Some stocks are like Charlie Brown's Christmas tree. All they need is a little love.
Contrarian investing is about identifying stocks that have fallen out of favor and are priced low relative to the companies' profits. The investor has to ignore the impulse to flee and see the stock for its potential.
David Dreman, who helped popularize the idea of contrarian investing as an investment manager and magazine columnist, believes behavioral psychology plays a hand in the markets, mostly in the form of an overreaction to events. Look at the plunge in the indexes immediately after Britain voted to leave the European Union last summer, for example. Markets were back to all-time highs within weeks and have since continued to set new highs, even with the surprise election of Donald Trump to be the next president, something for which people had expected a negative market move.
Emotion means there are often expensive, high-flying stocks that are overhyped and plenty of cheap stocks that are ignored because they are underperforming. Over 30 years of research, Dreman Value Management found that buying stocks of financially strong companies that are currently out of favor pay off down the road in the form of higher prices once the market recognizes the error of its ways.
Such deep-value stocks stand out for their low price-to-earnings ratios and above-average yields.
Of course, the challenge with this approach is that a contrarian often finds himself alone. Dreman's website explains the firm's philosophy: "The popular thing to do is often not the smart thing to do." When everyone is piling into the hot stock of the moment and driving it into overvalued territory, the best course may be finding the hidden gems.
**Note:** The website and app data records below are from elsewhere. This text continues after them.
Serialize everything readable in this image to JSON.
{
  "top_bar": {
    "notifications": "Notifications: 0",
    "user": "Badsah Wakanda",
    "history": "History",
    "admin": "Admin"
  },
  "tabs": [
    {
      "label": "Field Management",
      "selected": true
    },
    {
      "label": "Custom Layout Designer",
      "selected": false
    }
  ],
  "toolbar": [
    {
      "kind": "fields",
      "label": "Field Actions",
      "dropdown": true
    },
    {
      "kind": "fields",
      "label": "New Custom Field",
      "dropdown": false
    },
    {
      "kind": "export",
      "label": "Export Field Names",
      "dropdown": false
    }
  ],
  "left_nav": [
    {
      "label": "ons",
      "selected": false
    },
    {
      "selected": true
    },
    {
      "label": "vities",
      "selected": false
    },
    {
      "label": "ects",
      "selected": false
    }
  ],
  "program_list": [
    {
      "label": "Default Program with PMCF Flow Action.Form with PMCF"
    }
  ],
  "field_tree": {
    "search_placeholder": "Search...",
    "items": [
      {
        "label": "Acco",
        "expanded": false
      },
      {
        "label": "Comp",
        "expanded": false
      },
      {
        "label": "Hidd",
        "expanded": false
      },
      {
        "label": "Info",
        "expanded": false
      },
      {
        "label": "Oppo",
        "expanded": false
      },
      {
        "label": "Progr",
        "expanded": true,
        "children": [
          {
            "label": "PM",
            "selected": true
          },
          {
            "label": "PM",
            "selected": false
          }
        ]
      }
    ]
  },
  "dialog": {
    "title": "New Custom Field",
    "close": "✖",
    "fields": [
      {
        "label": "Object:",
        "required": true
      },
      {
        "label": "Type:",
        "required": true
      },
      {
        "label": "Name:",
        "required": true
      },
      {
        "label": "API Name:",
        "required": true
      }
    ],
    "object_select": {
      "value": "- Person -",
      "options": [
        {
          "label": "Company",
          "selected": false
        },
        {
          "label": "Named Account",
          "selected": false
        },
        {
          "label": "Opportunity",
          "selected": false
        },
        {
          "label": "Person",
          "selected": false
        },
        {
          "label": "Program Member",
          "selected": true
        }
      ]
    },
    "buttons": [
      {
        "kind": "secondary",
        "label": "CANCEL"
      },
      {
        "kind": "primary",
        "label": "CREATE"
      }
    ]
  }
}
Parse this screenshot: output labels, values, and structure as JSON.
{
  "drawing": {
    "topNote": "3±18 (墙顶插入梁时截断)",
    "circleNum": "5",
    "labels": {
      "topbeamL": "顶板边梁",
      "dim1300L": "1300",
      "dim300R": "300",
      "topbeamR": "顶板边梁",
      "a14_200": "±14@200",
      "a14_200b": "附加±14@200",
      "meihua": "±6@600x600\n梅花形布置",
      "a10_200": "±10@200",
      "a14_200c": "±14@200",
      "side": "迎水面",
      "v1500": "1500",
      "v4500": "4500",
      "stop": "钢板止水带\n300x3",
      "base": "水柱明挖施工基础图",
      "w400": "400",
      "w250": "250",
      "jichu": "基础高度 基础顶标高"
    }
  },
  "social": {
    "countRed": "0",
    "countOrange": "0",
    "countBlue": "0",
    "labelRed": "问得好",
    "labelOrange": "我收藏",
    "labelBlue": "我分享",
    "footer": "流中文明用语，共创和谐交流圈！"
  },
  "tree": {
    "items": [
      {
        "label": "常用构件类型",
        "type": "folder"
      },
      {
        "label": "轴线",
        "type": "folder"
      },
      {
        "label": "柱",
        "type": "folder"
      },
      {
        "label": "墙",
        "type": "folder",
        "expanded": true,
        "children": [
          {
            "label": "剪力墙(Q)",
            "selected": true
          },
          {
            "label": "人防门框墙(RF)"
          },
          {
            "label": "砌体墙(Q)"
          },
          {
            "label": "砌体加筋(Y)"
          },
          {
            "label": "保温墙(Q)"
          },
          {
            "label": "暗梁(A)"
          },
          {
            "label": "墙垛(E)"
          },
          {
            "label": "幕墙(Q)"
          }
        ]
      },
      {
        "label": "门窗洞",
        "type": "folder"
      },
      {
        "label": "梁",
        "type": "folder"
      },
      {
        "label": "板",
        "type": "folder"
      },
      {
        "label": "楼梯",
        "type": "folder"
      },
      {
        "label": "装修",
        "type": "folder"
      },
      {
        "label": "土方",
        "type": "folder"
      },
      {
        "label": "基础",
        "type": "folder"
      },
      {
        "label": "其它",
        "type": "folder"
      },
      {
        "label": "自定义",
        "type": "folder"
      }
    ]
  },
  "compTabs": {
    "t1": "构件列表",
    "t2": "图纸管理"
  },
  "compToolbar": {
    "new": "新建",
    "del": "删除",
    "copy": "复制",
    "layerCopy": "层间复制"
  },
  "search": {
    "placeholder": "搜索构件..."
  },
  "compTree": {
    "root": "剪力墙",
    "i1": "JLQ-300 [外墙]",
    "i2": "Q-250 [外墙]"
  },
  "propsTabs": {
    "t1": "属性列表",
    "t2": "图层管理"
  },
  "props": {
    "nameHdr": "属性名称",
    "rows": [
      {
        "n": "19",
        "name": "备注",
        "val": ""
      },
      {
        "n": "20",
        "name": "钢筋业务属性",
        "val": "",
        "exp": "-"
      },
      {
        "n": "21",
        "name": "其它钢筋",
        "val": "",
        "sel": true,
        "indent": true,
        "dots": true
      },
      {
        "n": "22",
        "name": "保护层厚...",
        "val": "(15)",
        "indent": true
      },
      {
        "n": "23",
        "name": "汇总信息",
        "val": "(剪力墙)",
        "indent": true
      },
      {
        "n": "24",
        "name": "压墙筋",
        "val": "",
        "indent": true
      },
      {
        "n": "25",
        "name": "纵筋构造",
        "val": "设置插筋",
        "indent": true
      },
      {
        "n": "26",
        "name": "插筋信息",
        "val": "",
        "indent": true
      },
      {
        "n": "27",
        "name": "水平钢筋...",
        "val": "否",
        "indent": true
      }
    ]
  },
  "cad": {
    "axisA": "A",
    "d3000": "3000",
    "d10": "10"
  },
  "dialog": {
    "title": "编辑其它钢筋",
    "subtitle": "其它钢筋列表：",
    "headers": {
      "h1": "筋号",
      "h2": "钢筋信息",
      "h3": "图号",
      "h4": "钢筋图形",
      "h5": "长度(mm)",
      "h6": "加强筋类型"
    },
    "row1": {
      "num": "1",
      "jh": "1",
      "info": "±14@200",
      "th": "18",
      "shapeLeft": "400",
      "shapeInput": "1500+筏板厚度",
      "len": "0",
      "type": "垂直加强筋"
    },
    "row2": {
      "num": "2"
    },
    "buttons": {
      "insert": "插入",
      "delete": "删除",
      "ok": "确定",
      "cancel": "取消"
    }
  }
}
It also means moving into uncharted waters. These days, it could be contrarian just to be concentrated in a few holdings, rather than doing what seemingly the whole world is doing by broadly diversifying across multiple asset classes. It could mean betting on companies that are sensitive to rising interest rates, or picking sectors or geographies that were once fast-growing but have cooled off. It could mean going underweight on a group others are seeing as potentially big winners in the next year.
This year, investors started out defensive and gradually shifted to cyclical stocks as it became clear markets and the economy saw growth ahead. Trump's plan to emphasize infrastructure projects to add jobs and boost development is benefiting stocks of U.S. materials and construction supply companies and heavy equipment makers. The contrarian might look to utility and financial stocks just to be different.
My Dreman-based model is made up of multiple valuation and financial strength criteria. The strategy, which is based on Dreman's book, Contrarian Investment Strategies, is one of the more rigorous value strategies I run on Validea.com, and after a few difficult years, the performance of a 10-stock model portfolio that holds the top-rated contrarian stocks is up 32.4% year to date through Dec. 7, compared to 9.7% for the S&P. The model is composed of the following investment criteria and below are three stocks that pop up on our screen of the top contrarian picks.
- Market cap: Company should be in the largest 1,500 companies in the entire market.
- Earnings trend: A company should show a rising trend in the reported earnings for the most recent quarters.
- EPS growth rate: Look for companies with an EPS growth rate higher than the S&P 500 in the immediate past and future.
- Stocks need to pass at least two of the following four major value criteria:
- Price/earnings ratio (P/E): P/E of a company should be in the cheapest 20% of the overall market.
- Price/cash flow (P/CF) ratio: P/CF of a company should be in the cheapest 20% of the overall market.
- Price/book (P/B) value: P/B of a company should be in the cheapest 20% of the overall market.
- Price/dividend (P/D) ratio: P/D of a company should be in the cheapest 20% of the overall market.
- Current ratio: The current ratio must be greater than or equal to the average of its industry or greater than 2.0.
- Payout ratio: A good indicator that a company has the ability to raise its dividend is a low payout ratio.
- Return on equity: ROE should be greater than the average of the top one-third of ROEs from among the 1,500 largest stocks.
- Pre-tax profit margins: Wants pre-tax profit margins of at least 8%; anything over 22% is considered phenomenal.
- Yield: Dividend yield equal to or greater than the market's yield.
- Total debt/equity: The D/E ratio should not be greater than 20% or should be less than the average debt/equity for its industry.
Enel Generacion (EOCC) -- Chile's largest electrical utility recently traded at all-time lows. But a long restructuring of its Latin America operations is completed and a new listing on the NYSE could give it fresh attention from new investors. Its price-to-earnings ratio is 9.8 while it yields 4.9%, more than the 2.68% for the market.
Chimera Investment (CIM) -- Real estate investment trusts are sensitive to rising interest rates, and hiking short-term rates is exactly what most people expect the Federal Reserve will do. Its P/E is 7.3 and it has healthy 11.6 yield.
Banco Bilbao Vizcaya Argentaria (BBVA) -- Banks in some parts of Europe, such as Italy, are reeling under bad debts. But Spain's banking sector is further along, and BBVA could be poised for a rally. Its P/E is 11 while its yield is 6.4.